-The San Francisco Giants’ Pablo Sandoval made history Monday when he became the first player since 1964 to hit a home run, steal a base and make a pitching appearance in the same game. And who did it in 1964? Ex-Twin Jim “Mudcat” Grant. Pitching for the Cleveland Indians, Grant pitched, hit a home run and stole a base against the Baltimore Orioles.

-USA Today is getting on the Twins’ bandwagon. In a story published Monday, with the headline, “Time to start believing in the Twins,” the paper said “there’s no reason not to consider the Minnesota Twins among the top contenders in the American League.”

-Catchers Jason Castro and Willians Astudillo are both injured, so the Twins might turn to first baseman, C.J. Cron, to spell Garver behind the plate, according to

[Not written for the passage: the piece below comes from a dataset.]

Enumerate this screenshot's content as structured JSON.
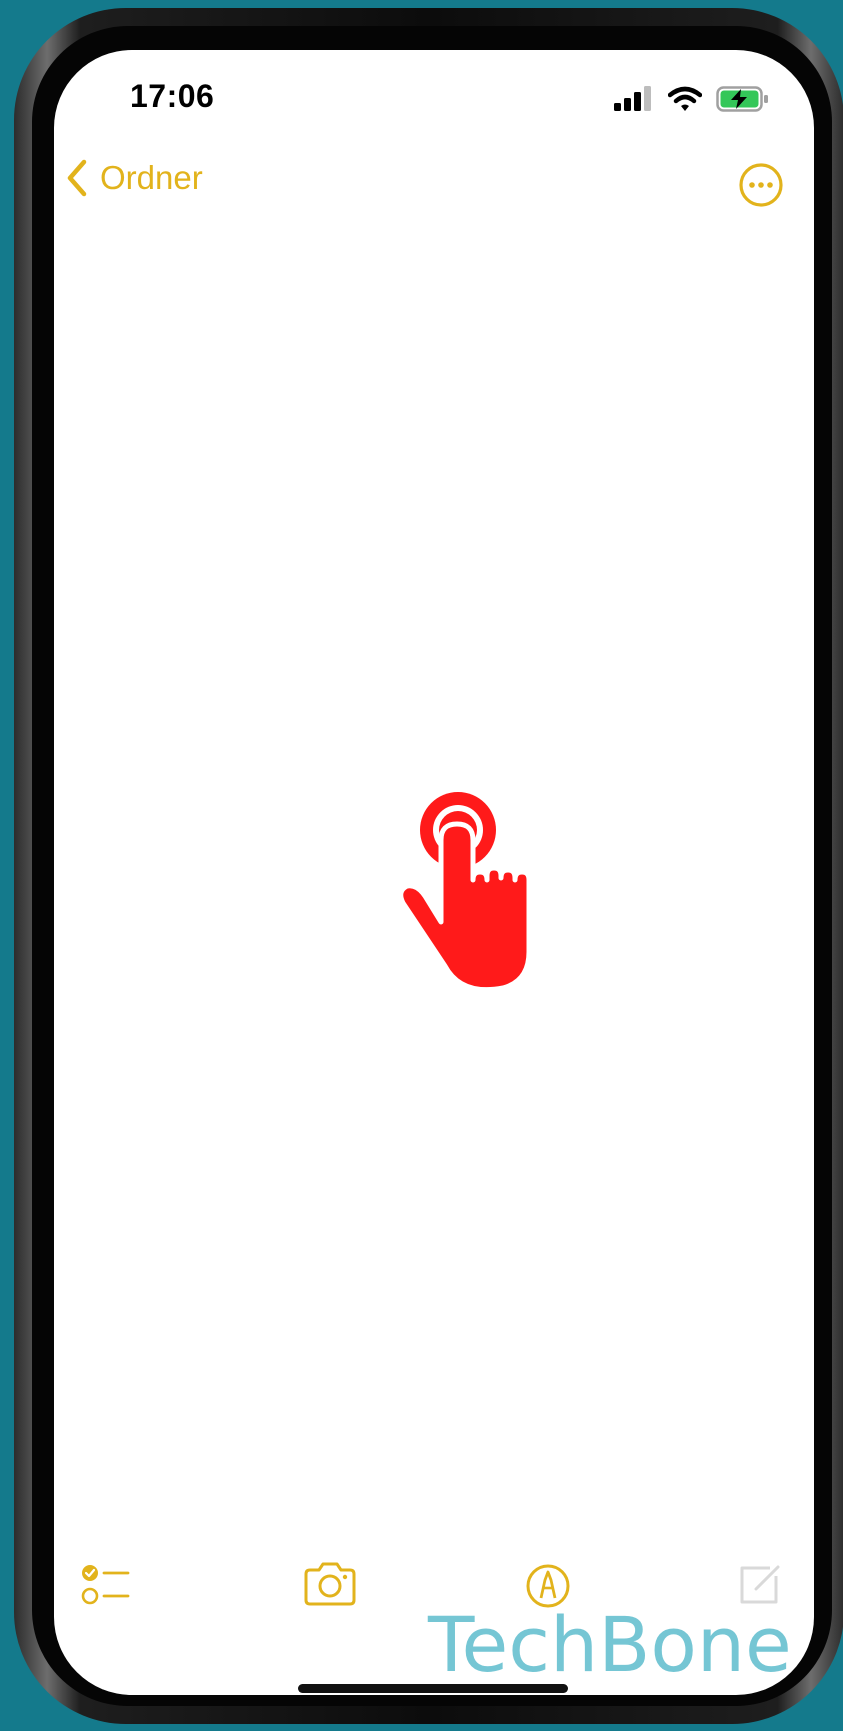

Cron said that (Twins manager Rocco) Baldelli had first approached him on Monday about the possibility of catching, but serving as the emergency backstop is nothing new to the first baseman, who was a catcher for part of his career at the University of Utah before moving exclusively to first base when he was drafted by the Angels in 2011.


Hi, I’m Rolf Boone, Twins fan.

I became a fan of the Minnesota Twins after a friendly wager in the early 1980s. I survived Ron Davis, the meltdown in Cleveland, Phil Bradley at the Kingdome and then marveled at a rising generation of stars and two World Series wins in 1987 and 1991. Brad Radke made the 1990s bearable, while Kirby Puckett’s eye injury, exit from the game and eventual death made it almost too much to bear. The new century ushered in more talent — Joe Mauer, Johan Santana, Joe Nathan, Torii Hunter, Justin Morneau — and consecutive seasons of playoff baseball, followed by consecutive seasons of losing baseball. A winning season returned in 2015. So here we are. Go Twins.